Mr. Freeman asserts that from 2007 through 2012, while he was incarcerated at FCI-Florence, Colorado, he was subjected to deliberate indifference to his serious medical needs by the Federal Bureau of Prisons and Defendant Vineyard. He alleges that he has a sickle cell condition of which he notified Defendant Vineyard on December 9, 2009, but she refused to provide Plaintiff with any treatment. Mr. Freeman alleges that between December 9 and 29, 2009, he lost thirty pounds. Plaintiff further alleges that because of the lack of medical treatment, he suffered a ruptured spleen, which required surgery that resulted in damage to his appendix. Following surgery, Plaintiff was not transferred to a low altitude facility and, over the next three years, he "had several more medical complications which were all sickle cell related." (ECF No. 1, at 3). Mr. Freeman alleges that during this three-year period, he was denied adequate medical care for his sickle cell condition by Defendant Vineyard. He seeks monetary relief and requests his immediate release from federal custody.
Plaintiff was warned by Magistrate Judge Boland in the March 11, 2014 Order that the Federal Bureau of Prisons enjoys sovereign immunity against Plaintiff's claims for damages. See F.D.I.C. v. Meyer, 510 U.S. 471, 475, 485-86 (1994) ("Absent a waiver, sovereign immunity shields the Federal Government and its agencies from suit" and the federal government has not waived its immunity for Bivens actions). Accordingly, the Federal Bureau of Prisons is an improper party to this action and will be dismissed.

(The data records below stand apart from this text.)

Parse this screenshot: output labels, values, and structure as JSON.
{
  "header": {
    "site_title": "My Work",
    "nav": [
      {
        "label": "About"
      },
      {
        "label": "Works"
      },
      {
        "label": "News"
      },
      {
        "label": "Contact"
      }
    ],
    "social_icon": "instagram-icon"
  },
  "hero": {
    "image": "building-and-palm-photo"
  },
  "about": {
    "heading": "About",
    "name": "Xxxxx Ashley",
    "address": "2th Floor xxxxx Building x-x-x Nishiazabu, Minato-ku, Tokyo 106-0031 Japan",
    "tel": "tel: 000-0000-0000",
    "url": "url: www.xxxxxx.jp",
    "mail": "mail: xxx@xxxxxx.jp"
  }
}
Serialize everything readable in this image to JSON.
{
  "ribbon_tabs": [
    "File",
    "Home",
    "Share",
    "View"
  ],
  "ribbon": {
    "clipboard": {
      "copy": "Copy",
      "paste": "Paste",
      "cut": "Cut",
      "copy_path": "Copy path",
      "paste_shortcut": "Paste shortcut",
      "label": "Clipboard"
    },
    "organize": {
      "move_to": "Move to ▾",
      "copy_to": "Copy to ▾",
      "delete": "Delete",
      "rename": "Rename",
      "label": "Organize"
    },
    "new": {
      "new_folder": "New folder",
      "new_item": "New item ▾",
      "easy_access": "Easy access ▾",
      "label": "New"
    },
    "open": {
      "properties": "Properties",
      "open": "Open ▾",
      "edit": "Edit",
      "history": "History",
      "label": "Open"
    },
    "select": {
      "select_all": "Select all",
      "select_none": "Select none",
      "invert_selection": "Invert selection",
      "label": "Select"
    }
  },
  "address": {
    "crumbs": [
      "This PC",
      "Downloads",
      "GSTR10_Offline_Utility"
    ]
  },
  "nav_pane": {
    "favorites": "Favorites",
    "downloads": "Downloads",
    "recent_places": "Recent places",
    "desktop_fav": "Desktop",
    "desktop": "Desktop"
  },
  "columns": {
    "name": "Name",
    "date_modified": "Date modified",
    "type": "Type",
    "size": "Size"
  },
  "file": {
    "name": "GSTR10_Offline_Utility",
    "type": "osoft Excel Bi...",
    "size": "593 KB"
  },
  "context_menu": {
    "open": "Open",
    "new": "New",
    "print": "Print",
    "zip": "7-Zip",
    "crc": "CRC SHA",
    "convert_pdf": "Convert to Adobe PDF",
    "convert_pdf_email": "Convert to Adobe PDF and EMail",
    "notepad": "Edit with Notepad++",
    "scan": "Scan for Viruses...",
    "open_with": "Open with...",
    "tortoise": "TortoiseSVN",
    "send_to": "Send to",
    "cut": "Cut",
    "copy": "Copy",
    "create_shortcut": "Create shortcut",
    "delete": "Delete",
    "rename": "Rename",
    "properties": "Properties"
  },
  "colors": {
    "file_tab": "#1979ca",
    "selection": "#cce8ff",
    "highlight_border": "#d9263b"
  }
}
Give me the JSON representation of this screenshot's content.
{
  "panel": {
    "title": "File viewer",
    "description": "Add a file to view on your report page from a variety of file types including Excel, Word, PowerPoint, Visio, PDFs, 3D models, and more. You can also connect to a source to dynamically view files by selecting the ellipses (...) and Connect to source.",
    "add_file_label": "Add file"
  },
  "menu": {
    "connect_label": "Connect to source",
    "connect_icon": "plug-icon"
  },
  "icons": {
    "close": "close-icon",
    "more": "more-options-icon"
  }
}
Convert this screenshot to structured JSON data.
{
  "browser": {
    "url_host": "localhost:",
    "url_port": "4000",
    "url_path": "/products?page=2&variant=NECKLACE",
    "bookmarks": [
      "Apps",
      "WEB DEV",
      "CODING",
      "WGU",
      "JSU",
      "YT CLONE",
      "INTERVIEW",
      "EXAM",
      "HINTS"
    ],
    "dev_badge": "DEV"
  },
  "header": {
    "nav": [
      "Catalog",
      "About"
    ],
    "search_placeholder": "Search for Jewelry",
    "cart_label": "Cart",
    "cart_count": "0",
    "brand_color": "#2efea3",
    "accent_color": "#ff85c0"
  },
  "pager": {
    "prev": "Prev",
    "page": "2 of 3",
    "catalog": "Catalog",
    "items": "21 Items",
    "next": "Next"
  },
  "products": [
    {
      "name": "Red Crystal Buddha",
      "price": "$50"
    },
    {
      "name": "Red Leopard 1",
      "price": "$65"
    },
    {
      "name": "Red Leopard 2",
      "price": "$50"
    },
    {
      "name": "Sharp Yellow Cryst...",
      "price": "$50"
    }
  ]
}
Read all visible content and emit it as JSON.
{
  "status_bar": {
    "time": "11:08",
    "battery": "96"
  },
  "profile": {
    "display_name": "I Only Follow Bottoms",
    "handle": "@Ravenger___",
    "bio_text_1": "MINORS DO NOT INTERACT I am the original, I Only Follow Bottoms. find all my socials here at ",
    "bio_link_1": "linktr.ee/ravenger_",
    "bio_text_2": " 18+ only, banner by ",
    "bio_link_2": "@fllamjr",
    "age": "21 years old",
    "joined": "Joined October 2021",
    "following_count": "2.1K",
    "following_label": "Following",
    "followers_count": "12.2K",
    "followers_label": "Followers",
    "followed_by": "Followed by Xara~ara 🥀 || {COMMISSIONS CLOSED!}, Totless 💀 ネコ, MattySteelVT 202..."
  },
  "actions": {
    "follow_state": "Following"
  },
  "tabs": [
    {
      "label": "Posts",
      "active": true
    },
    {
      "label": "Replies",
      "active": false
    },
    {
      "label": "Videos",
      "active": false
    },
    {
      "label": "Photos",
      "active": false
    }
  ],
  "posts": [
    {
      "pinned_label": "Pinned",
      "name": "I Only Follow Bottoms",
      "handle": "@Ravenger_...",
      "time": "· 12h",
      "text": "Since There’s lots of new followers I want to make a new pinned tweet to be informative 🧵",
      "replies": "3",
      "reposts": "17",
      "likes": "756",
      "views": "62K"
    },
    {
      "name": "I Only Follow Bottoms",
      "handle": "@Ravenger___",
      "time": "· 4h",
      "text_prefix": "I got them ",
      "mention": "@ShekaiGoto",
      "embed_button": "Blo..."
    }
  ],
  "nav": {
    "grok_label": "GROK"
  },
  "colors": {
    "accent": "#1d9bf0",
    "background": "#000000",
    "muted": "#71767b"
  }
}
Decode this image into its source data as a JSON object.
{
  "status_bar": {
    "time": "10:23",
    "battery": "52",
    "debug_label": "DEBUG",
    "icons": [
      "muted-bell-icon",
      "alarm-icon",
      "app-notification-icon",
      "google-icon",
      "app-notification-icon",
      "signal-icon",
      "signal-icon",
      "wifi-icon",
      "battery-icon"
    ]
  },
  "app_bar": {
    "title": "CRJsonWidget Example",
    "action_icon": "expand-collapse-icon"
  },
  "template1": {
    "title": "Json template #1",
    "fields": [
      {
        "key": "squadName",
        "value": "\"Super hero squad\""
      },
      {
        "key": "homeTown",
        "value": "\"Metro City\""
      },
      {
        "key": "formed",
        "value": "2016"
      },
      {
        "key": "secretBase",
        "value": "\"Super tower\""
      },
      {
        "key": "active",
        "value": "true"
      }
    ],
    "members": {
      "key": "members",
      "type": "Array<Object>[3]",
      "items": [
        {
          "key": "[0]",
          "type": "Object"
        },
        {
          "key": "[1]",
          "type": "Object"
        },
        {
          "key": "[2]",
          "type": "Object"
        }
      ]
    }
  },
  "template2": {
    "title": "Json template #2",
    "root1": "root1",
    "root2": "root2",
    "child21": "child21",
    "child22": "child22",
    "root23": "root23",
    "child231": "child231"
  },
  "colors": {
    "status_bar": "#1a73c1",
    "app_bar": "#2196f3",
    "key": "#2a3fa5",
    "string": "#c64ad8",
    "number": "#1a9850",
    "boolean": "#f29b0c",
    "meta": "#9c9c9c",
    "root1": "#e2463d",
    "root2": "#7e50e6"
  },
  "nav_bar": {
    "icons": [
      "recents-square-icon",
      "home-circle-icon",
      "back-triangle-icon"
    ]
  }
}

Mr. Freeman's request for immediate release is cognizable only in a habeas corpus action. See Preiser v. Rodriguez, 411 U.S. 475, 484 (1973) ("The essence of habeas corpus is an attack by a person in custody upon the legality of that custody, and... the traditional function of the writ is to secure release from illegal custody.").
Finally, Mr. Freeman was advised by Magistrate Judge Boland in the March 11 Order that he may use fictitious names, such as Jane or John Doe, if he does not know the real names of the individuals who allegedly violated his rights. Plaintiff was further instructed that if he uses fictitious names he must provide sufficient information about each defendant so as to identify that individual for purposes of service. In addition, Mr. Freeman was warned that an individual defendant may be held liable under Bivens only if the Plaintiff alleges specific facts to show that the defendant was personally involved in a deprivation of Plaintiff's constitutional rights. See Kite v. Kelly, 546 F.2d 334, 338 (1976); Kentucky v. Graham, 473 U.S. 159, 166 (1985). Supervisors can only be held liable for their own deliberate intentional acts. See Ashcroft v. Iqbal, 556 U.S. 662, 676 (2009); Serna v. Colo. Dep't of Corrections, 455 F.3d 1146, 1151 (10th Cir. 2006) ("Supervisors are only liable under § 1983 [or Bivens ] for their own culpable involvement in the violation of a person's constitutional rights."). Because Mr. Freeman failed to file an amended complaint to allege the personal participation of any of the "100 John and Jane Does" in a deprivation of his constitutional rights, those Defendants will be dismissed.
After review pursuant to D.C.COLO.LCivR 8.1(b), the Court has determined that Mr. Freeman's claims against Defendant Vineyard do not appear to be appropriate for summary dismissal and that the case should be assigned to Chief Judge Marcia S. Krieger and to Magistrate Judge Craig B. Shaffer, pursuant to D.C.COLO.LCivR 40.1(c)(1). See D.C.COLO.LCivR 8.1(c). Accordingly, it is
ORDERED that Defendants Federal Bureau of Prisons and the "100 John and Jane Does" are DISMISSED for the reasons discussed above. It is
FURTHER ORDERED that this case shall be assigned to Chief Judge Marcia S. Krieger and to Magistrate Judge Craig B. Shaffer, ...